Material for the task:
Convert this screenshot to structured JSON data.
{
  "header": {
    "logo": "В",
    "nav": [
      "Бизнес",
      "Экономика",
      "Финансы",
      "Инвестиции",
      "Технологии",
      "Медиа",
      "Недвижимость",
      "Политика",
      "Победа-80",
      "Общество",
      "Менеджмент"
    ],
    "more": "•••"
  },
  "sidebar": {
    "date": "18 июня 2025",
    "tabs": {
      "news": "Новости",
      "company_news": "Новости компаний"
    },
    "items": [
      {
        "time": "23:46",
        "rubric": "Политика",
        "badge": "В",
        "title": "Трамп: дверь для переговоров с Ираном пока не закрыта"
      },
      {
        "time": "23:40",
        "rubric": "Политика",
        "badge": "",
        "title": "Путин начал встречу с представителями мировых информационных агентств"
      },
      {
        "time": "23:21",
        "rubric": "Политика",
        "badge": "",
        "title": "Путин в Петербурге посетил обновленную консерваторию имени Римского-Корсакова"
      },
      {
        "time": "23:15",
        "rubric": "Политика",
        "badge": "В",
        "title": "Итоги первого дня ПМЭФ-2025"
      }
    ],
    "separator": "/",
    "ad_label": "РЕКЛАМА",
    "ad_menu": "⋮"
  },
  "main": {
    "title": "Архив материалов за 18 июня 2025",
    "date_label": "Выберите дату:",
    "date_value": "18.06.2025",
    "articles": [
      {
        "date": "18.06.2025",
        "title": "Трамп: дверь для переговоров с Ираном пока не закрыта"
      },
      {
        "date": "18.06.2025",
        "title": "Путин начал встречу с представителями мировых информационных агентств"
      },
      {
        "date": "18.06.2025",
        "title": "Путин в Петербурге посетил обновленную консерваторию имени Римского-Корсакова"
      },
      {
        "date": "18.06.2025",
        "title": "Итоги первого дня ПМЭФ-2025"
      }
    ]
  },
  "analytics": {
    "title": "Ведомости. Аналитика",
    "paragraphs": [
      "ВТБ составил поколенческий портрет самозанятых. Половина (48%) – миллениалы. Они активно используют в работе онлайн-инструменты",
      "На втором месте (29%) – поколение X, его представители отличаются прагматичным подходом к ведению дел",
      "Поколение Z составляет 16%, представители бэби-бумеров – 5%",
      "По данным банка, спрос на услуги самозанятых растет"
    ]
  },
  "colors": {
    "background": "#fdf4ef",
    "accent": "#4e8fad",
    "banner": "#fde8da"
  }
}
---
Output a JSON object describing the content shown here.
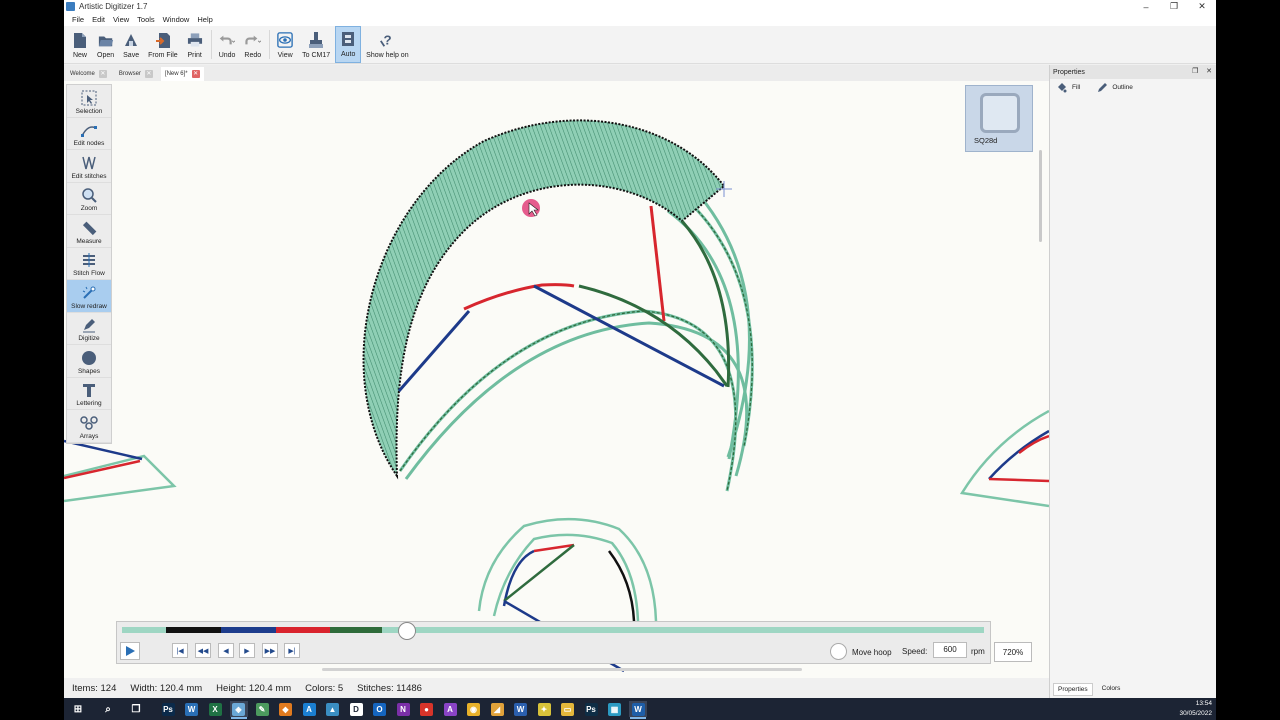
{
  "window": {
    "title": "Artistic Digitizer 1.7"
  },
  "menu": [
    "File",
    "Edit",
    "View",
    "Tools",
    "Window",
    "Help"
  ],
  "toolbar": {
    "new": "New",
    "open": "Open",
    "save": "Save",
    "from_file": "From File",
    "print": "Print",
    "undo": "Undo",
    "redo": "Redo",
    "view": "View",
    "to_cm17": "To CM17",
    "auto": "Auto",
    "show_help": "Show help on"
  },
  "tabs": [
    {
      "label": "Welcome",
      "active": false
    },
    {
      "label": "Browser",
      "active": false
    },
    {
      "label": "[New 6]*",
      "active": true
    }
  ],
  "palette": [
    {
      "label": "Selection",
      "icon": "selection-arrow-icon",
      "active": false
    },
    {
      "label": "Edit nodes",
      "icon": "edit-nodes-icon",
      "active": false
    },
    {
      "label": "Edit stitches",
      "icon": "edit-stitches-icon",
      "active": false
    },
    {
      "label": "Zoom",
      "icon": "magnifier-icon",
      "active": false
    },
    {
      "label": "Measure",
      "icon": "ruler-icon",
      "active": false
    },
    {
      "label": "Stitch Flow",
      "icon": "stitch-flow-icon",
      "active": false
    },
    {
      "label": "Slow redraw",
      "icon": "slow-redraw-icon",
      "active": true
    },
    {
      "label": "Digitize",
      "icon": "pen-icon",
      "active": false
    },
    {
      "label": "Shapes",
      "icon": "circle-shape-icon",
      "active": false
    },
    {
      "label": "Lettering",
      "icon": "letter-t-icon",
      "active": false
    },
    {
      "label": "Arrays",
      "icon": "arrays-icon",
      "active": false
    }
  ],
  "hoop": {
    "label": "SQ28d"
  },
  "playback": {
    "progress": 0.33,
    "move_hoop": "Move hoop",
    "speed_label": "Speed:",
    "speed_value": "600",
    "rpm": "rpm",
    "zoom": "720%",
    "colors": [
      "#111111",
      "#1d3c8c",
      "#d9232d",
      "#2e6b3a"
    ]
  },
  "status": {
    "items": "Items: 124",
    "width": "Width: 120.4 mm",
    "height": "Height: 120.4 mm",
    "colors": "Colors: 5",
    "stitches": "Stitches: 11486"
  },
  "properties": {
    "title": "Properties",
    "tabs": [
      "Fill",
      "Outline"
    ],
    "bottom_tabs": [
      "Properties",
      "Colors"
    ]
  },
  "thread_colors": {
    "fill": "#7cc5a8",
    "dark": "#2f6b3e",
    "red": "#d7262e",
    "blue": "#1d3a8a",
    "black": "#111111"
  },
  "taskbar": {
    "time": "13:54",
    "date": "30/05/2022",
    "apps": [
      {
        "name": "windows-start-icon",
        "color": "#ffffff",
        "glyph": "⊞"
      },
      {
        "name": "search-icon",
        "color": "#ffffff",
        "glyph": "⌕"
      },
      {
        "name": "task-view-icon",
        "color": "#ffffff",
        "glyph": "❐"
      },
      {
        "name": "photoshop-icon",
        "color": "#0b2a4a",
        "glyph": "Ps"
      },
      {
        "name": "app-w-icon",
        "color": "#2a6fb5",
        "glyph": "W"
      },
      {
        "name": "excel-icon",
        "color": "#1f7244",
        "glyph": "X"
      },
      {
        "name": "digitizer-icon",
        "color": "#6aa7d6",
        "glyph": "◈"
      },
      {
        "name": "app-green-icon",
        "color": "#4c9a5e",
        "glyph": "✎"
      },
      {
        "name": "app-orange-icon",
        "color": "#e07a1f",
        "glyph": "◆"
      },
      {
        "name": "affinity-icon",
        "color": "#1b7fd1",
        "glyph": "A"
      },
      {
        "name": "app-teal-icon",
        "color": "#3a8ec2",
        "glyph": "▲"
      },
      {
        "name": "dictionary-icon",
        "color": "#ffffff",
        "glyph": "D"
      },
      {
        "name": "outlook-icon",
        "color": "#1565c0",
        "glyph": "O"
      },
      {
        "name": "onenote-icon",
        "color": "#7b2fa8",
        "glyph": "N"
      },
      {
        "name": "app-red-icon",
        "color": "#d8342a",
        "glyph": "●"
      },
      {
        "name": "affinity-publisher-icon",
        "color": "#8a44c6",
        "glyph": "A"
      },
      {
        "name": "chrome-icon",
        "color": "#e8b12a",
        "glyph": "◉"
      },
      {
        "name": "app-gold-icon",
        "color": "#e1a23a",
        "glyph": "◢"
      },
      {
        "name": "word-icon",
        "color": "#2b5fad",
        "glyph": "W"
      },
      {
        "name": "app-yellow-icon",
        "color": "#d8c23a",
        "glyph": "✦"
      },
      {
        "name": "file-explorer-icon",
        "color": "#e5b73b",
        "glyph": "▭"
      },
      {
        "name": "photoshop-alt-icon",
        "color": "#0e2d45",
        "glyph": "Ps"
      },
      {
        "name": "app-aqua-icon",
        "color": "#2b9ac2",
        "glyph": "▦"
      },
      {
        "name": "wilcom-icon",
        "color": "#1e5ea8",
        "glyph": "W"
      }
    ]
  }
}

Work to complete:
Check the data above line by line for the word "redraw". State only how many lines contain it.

Answer to the exercise:
2